Savas Beatie, 2016, 504 pp., $32.95
Image courtesy of amazon.com
There has been some recent attention to the month leading up the Battle of Gettysburg; so many studies have been written about the battle itself that this is well needed attention. The Second Battle of Winchester is one such work which brings to light some of the details of the footsteps of the battle we all have read much about. It is the Second Battle of Winchester which allows the Confederate army to punch through to Gettysburg and Eric J. Wittenberg and Scott L. Mingus Sr. have done a great service to the Civil War realm by writing such a work.
Scott L. Mingus Sr. is a familiar name to many. His works span Flames Beyond Gettysburg: The Confederate Expedition to the Susquehanna River, June 1863 and Confederate General William “Extra Billy” Smith: From Virginia’s Statehouse to Gettysburg Scapegoat. His is a scientist and executive in the paper industry and has won the Nathan Bedford Forrest Southern History Award. Eric J. Wittenberg is an accomplished Civil War historian, mainly in the cavalry realm. He has written many articles in magazines and is also the author of The Devil’s to Pay: John Buford at Gettysburg, and Gettysburg’s Forgotten Cavalry Actions. He has won the Gettysburg Civil War Roundtable’s 2015 Book Award.
As I have found with most recent Civil War works, the opening chapter was one of the most rewarding for me as a reader. The authors took a great deal of time and effort to bring us seven months worth of information from December of 1862 to June of 1863. This part was invaluable. However, the book becomes more valuable to the Gettysburg reader as it goes on. By breaking up the action by days, the book gives a well written and understandable account of the battle and very even tempered on both sides. While reading through the account of the battle, any reader can understand that this was one of the key battles leading up to Gettysburg. Both Mingus’ and Wittenberg’s narrative shows a mastery of not only the information, but of their incredible style of the writing. Up until this point, I had no idea that the Second Battle of Winchester was as exhausting on the men as previously thought. One of the appendices also offers a driving tour, which many know I find invaluable to any book; other appendices also gives the order of battle and even surgeons and chaplains captured. These parts not only gave the book something more for the reader, but gave the all around picture needed to understand this engagement. Add in the well drawn maps and what we have is the most comprehensive book about the battle I have read.

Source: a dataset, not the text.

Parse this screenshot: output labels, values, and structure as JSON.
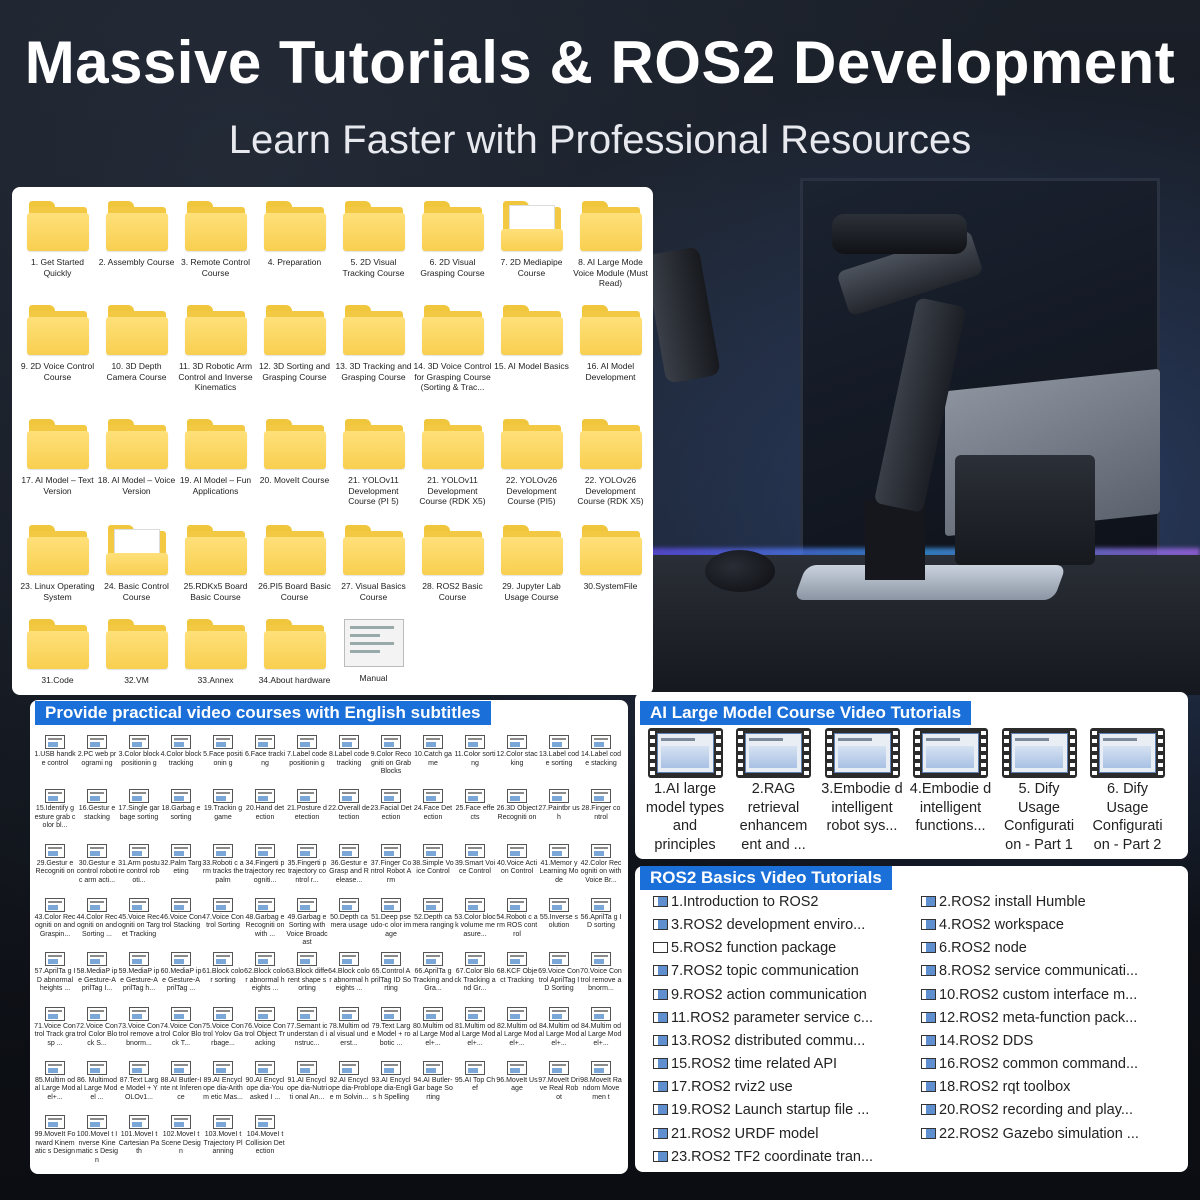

I highly recommend this book to anyone interested in the Civil War. Usually I recommend books to certain Civil War audiences, but this one seems to capture something that would make any reader of the genre interested. I learned much from these pages and have a better idea of what happened on the roads to Gettysburg here. Both Mingus and Wittenberg are masters of the craft and should be applauded for the work they brought here to Civil War academia. Highly Recommended!